Trading And Ipo: You are talking about America, but our question was really “why New York?”
Thierry Ehrmann: It’s very simple; New York is the leading art marketplace in the world, ahead of Beijing, London and Hong Kong. In fact, 90% of the entire American art market changes hands in New York.
Trading And Ipo: In some interviews, particularly in the international press like Time Magazine and Le Monde in France, you were already talking a long time ago about a “disruptive economy as a continuation of a capitalism that has merged its two main two main currents, the Rhineland current and the Anglo-Saxon current “. Today, how do you react to a vision that has, in effect, became a doctrine?
Thierry Ehrmann: You can only understand the Internet (which we pioneered in France as of 1987) if you admit that we are facing a veritable paradigm. Based on this assumption, the Christensen doctrine becomes perfectly clear. In my view, in 2014 we have arrived at less than 10% of the history of the Internet. As a pioneer of the Internet in Europe, I see the internet as one of the most exciting engines for historical change that we have ever experienced. That’s why we want to pursue the rest of this digital revolution in the USA.
Trading And Ipo: It has to be said that this cold and hard economic analysis leaves little room for emotion.
Thierry Ehrmann: That may be so, but do you know that aside from my role as CEO and founder of my industrial groups, I managed to organize a 30-year retrospective of my monumental sculptures (1982 to 2012) at the Contemporary art museum which I founded in Lyon, the Musée l’Organe, also known as La Demeure du Chaos, or, as the New York Times called it, the Abode of Chaos. So we can reconcile industry, finance and art… because art will always be the bridge between the material and the spiritual.
Artprice is the global leader in art price and art index databanks. It has over 30 million indices and auction results covering more than 500,000 artists around the world. Artprice Images(R) gives unlimited access to the largest Art Market resource in the world: a library of 108 million images or prints of artworks from the year 1700 to the present day, along with comments by Artprice’s art historians.
Artprice permanently enriches its databanks with information from 4,500 auctioneers and it publishes a constant flow of art market trends for the world’s principal news agencies and approximately 6,300 international press publications. For its 3,200,000 members (members log in), Artprice gives access to ads posted by members. This space represents the world’s leading Standardised Marketplace® for buying and selling art.
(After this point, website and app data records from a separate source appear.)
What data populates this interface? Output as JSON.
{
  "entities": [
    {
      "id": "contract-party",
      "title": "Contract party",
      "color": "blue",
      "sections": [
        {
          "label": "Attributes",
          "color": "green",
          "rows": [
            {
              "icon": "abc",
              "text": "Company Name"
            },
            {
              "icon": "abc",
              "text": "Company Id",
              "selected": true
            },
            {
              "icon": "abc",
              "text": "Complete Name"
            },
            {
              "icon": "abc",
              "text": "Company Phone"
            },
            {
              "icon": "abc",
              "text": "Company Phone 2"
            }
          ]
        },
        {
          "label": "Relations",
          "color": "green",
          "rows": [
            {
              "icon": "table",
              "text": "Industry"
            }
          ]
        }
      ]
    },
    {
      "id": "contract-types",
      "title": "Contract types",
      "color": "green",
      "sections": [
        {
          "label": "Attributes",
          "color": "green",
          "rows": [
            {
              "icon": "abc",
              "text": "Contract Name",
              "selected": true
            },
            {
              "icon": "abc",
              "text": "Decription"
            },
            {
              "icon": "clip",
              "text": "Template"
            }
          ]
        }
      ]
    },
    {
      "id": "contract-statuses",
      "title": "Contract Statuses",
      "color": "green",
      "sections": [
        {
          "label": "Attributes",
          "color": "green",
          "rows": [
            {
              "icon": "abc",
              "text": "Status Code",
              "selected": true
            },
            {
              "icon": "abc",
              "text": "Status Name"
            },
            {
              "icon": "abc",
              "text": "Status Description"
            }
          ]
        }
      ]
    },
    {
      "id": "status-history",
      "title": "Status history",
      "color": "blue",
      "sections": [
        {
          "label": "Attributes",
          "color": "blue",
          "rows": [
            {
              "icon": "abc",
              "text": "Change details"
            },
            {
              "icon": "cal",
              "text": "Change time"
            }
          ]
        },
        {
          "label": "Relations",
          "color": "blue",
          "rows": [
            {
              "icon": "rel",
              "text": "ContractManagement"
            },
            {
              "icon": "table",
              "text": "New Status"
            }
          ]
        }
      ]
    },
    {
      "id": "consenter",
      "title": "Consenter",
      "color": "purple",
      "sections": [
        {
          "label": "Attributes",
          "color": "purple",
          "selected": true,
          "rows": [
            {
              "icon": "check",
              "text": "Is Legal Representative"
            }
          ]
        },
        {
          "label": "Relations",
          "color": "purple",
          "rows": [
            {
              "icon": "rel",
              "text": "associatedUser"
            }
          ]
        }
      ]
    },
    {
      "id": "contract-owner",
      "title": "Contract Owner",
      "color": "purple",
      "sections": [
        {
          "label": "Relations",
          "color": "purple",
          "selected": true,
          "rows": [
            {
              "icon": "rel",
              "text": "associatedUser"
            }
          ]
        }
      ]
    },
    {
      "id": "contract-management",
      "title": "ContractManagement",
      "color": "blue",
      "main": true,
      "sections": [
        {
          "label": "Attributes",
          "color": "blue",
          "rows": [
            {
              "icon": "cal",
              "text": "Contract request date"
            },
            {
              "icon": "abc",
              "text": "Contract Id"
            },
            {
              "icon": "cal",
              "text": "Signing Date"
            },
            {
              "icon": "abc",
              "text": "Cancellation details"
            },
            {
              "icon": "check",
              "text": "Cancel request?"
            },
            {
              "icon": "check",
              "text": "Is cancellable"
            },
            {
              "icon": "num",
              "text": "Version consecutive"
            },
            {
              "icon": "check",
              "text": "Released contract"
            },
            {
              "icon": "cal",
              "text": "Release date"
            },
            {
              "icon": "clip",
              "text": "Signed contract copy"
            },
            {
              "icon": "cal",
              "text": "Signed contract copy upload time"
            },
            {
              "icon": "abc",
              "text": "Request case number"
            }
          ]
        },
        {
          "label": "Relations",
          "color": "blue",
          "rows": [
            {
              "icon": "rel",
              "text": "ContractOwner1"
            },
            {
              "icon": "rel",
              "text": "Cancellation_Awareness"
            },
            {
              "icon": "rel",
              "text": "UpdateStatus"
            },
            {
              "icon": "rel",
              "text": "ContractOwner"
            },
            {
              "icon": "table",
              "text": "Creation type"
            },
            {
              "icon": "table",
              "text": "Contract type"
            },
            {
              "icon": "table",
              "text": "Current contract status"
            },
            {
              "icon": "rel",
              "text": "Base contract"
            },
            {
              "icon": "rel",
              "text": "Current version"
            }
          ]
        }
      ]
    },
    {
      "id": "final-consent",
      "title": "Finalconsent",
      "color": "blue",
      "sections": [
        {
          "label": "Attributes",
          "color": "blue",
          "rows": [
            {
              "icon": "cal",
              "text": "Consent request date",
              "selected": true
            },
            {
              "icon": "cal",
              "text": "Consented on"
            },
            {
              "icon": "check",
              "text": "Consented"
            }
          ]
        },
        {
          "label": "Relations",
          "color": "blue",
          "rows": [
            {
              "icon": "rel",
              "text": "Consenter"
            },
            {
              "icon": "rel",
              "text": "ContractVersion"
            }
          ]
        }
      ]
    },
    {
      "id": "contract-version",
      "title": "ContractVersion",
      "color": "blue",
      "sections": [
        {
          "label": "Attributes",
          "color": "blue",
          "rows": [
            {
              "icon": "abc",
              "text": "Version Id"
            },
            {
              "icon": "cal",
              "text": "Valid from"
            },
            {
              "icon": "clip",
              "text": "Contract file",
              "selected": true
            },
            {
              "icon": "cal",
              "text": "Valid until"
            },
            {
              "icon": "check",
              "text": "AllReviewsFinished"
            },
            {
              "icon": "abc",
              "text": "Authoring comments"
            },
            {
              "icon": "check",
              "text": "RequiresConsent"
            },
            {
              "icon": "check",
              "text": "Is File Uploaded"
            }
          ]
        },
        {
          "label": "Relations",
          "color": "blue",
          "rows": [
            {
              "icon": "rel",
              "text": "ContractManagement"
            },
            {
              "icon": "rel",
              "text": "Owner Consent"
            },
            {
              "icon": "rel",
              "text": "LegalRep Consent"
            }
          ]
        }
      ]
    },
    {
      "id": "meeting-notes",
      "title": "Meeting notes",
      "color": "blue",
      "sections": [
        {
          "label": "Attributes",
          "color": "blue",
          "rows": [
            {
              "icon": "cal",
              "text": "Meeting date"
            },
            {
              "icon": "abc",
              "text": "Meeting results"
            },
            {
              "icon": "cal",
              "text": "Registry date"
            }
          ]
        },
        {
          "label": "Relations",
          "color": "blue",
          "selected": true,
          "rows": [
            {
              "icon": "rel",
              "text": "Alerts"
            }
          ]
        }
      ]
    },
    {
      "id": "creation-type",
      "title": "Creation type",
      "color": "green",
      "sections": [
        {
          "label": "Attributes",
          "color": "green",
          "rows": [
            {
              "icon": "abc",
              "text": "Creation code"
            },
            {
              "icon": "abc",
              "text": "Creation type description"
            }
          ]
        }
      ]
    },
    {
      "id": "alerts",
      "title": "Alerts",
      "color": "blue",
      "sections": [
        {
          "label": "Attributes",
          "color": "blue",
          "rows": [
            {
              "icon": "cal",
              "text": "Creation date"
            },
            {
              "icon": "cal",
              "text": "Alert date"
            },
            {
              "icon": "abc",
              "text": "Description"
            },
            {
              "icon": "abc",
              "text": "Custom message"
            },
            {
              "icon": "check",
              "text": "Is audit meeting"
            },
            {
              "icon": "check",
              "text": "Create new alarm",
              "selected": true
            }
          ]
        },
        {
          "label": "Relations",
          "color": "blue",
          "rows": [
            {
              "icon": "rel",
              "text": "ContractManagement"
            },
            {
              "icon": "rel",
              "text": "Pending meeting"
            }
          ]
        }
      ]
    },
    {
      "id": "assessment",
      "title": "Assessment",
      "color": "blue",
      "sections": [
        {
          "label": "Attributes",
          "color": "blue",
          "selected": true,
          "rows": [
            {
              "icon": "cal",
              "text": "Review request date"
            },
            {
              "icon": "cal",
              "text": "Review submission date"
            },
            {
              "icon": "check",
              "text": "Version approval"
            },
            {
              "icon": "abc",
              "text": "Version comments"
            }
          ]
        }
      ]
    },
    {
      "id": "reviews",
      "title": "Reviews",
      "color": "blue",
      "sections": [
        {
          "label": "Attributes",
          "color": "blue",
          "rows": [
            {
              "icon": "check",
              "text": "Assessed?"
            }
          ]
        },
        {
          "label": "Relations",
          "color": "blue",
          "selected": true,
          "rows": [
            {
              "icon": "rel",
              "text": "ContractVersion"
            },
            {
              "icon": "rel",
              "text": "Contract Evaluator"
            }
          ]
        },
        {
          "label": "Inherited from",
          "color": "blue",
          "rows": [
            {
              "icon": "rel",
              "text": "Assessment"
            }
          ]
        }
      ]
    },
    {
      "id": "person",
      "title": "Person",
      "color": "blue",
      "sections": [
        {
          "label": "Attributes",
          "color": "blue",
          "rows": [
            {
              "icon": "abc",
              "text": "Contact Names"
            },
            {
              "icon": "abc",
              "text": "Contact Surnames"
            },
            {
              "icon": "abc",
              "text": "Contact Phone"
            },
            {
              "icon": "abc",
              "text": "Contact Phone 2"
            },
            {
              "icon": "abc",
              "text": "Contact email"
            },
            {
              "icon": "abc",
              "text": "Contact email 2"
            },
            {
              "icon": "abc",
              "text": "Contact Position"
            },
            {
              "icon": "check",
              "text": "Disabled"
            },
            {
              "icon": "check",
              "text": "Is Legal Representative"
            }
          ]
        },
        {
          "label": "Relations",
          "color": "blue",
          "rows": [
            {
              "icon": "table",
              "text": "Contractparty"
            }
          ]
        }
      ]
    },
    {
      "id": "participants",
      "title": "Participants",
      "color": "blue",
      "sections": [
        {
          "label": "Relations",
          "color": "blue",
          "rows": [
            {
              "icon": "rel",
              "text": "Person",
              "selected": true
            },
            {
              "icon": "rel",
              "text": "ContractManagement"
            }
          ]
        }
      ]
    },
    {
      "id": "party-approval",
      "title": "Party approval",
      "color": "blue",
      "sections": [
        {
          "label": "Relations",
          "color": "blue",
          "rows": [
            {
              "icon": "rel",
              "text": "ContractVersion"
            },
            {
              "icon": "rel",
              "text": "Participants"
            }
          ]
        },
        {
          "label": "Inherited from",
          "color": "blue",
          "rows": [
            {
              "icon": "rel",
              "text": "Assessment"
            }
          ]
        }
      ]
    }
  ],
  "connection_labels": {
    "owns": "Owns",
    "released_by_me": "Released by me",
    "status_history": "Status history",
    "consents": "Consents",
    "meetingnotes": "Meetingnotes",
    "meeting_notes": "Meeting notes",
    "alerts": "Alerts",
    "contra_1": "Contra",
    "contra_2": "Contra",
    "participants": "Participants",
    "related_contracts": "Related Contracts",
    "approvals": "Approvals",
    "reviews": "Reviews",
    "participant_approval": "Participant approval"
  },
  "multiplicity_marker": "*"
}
These sales take place under two systems: either fixed price sales or auction-sales (regulated by paragraphs 2 and 3 of Article L 321.3 of the French Code of Commerce).
Artprice is listed on the Euronext Paris SRD L.O. (Euroclear: 7478 – Bloomberg: PRC – Reuters: ARTF)